* **WHAT YOU WILL DO**
The lines needed are those below that contain the word "schedule"; copy each one.

* **INPUT DATA**
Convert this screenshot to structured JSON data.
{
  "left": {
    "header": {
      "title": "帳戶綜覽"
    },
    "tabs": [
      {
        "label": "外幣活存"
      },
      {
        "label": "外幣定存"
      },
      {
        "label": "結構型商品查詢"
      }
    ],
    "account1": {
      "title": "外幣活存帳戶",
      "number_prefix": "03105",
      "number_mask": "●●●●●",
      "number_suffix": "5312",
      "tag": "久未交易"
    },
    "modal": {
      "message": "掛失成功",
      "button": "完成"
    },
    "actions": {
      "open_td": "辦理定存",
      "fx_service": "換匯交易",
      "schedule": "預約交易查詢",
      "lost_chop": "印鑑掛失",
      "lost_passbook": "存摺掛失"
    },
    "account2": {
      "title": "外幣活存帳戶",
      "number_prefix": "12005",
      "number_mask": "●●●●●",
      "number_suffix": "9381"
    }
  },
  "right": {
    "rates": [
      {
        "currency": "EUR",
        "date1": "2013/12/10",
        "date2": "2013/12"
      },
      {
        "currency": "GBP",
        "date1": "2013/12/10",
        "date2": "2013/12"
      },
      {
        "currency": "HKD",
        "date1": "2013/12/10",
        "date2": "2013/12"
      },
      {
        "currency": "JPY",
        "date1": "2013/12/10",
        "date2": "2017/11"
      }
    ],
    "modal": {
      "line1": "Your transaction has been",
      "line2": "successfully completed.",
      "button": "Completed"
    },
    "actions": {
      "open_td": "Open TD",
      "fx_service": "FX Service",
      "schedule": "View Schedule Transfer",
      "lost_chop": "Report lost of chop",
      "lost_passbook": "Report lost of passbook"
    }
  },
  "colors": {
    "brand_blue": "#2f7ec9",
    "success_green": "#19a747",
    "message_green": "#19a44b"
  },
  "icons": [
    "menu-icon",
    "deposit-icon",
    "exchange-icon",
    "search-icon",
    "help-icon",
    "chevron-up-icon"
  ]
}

* **SOLVED EXERCISE**
      "schedule": "預約交易查詢",
      "schedule": "View Schedule Transfer",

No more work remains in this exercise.